Sean Holt discusses the importance of digital technology for print service providers who are looking to optimise their productive capacity, diversify into new markets and develop innovative applications.
It’s no secret that digital technology has been one of the most significant drivers for change in the speciality print sector over the last decade. Print service providers (PSPs) and sign makers continue to look to digital production solutions to help them optimise their productive capacity, diversify into new markets and develop innovative applications.
Looking back at the findings from our first global FESPA Print Census in 2015, it was clear then that digital print technology had established itself as the main enabler of change for print businesses. Fast forward three years to 2018 and the results from our most recent Census confirm that digital technology investment has been the foundation, not only for change, but for measurable business growth. Digital technology has been critical in helping PSPs rise to escalating customer demand for faster turnaround, shorter print runs and just-in-time delivery.
The 2018 findings show us that digital production is set to dominate wide format print revenues in the future. Respondents expect digital wide format to grow its share of their revenue from 44% today to 53% within 24 months, rising to 59% for signage and graphics businesses. Unsurprisingly, this projection was reinforced by the visitor data from FESPA Global Print Expo 2018 in Berlin, where 44% of all visitors mentioned digital technology as their primary focus.
Any regular visitor to FESPA events in Europe knows that the digital print area of FESPA exhibitions has grown exponentially, to the point where digital technology now dominates our Global Print Expo and has eclipsed the need for a stand-alone FESPA Digital event. We’ve witnessed a seismic shift in emphasis from analogue production to digital, which has opened up many exciting avenues for PSPs, not only for more flexible on-demand production but also to pursue revenue opportunities arising from macro trends such as mass customisation.
What’s interesting in our latest Census findings is the renewed emphasis among PSPs on building production capacity; 54% of respondents cite this as their main motivator for capital investment.
The revived focus on productivity is also reflected in the fact that faster printing speed is still the primary criteria for 63% of PSPs when choosing new output technology. Clearly, demand for speciality print is buoyant and PSPs are investing to ensure that they have the firepower to fulfil their incoming orders within the tight timescales now demanded by customers.
The trends in terms of digital technology choice remain consistent in favour of UV, latex and direct and dye sublimation, balanced by sustained decline in interest in solvent and aqueous technologies.
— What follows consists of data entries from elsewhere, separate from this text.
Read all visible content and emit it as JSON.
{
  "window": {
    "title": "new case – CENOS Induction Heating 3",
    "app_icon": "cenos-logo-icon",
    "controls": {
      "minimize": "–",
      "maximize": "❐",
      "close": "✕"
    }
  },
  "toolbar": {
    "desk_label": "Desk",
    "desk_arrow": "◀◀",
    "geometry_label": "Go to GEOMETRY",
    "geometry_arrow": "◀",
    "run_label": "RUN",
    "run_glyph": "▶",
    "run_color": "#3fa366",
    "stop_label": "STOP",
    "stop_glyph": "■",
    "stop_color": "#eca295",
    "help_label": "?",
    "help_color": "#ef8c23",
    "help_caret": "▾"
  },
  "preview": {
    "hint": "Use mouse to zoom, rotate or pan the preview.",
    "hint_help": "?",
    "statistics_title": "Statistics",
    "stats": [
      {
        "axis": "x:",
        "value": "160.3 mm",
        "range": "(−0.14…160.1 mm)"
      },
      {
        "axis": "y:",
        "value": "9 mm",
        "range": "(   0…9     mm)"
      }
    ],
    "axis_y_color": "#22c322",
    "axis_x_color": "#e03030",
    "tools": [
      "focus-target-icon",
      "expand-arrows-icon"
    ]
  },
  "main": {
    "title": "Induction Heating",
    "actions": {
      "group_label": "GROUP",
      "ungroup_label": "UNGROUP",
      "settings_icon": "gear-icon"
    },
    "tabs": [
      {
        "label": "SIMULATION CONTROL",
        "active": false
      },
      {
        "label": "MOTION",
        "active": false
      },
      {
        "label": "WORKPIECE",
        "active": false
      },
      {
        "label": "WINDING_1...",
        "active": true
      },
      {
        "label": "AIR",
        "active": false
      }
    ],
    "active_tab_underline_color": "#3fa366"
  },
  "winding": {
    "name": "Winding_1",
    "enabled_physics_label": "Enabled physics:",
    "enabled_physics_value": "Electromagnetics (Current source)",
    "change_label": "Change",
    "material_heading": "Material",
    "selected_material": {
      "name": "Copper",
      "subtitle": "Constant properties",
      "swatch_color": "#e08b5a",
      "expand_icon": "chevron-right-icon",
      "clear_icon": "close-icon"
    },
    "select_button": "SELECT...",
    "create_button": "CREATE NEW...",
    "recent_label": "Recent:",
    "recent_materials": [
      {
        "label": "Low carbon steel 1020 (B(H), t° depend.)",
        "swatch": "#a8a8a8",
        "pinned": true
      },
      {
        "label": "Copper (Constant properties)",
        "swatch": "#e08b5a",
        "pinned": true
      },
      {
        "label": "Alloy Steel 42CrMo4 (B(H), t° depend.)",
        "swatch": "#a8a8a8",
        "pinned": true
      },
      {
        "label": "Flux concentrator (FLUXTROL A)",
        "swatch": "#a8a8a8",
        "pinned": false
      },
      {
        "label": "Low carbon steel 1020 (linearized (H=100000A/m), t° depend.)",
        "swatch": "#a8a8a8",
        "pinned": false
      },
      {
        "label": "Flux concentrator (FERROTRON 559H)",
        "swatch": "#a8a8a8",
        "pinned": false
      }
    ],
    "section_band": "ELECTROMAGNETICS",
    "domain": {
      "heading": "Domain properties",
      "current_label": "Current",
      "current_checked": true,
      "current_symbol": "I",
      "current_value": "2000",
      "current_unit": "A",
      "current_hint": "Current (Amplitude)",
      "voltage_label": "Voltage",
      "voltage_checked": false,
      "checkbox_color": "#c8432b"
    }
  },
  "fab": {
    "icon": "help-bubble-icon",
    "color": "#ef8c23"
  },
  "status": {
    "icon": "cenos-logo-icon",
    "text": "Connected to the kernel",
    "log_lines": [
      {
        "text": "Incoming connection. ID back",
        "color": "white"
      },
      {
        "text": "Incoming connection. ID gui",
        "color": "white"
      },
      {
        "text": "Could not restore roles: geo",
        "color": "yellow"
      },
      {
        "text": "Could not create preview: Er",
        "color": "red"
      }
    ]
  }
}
In the sign and display segment, more than one in four FESPA Print Census respondents was expecting to buy a flatbed or hybrid UV-cure inkjet printer, and almost one in five was looking to buy a roll-to-roll device. Clearly, hardware purchases still loom large in many investment plans.
Back in 2015, capacity was only the priority for a third of respondents, at a time when diversification into new application areas was ‘front of mind’ for most speciality print businesses. The applications mix continues to change, but the pressure to invest to fuel diversification is apparently being overtaken by the paramount importance of keeping customers happy.
But one of the stand-out findings from our 2018 research was the increased focus on product quality, which underlines an important point. Adequate production capacity is fundamental, but when throughput volumes increase and pressure on turnaround times intensifies, PSPs cannot afford to be in any way complacent about customer satisfaction. The reality is that there is still substantial capacity and price competition in the market, and customers who are disappointed don’t have to look far to find alternative suppliers with similar production capabilities.
This truth is clearly hitting home with print businesses. The Census shows us that PSPs are increasing their spend on technology and training in quality control, web to print, colour management and cloud-based content management, all of which can make for more frictionless interaction between customer and PSP, as well as contributing to greater consistency. One in three of the businesses we questioned was planning investment in software to improve quality control. We can take that as a welcome signal that the wide format printing community is adopting some of the best practices of small format print businesses.
Across many industries there is evidence that customer expectations of their interactions with suppliers are changing. Buyers are increasingly intolerant of suppliers who under-deliver, especially in time-sensitive supply chains. It’s natural then that digital process optimisation will continue to be a force for evolution in print, as in so many other manufacturing and service sectors.
As we begin the journey towards FESPA 2019 Global Print Expo in Munich (14 to 17 May 2019), it will be fascinating to see whether this increased emphasis on consistency and quality of product is reflected in the technology innovations making the headlines in May 2019, and in the investment priorities of our visitors another year on.
by Sean Holt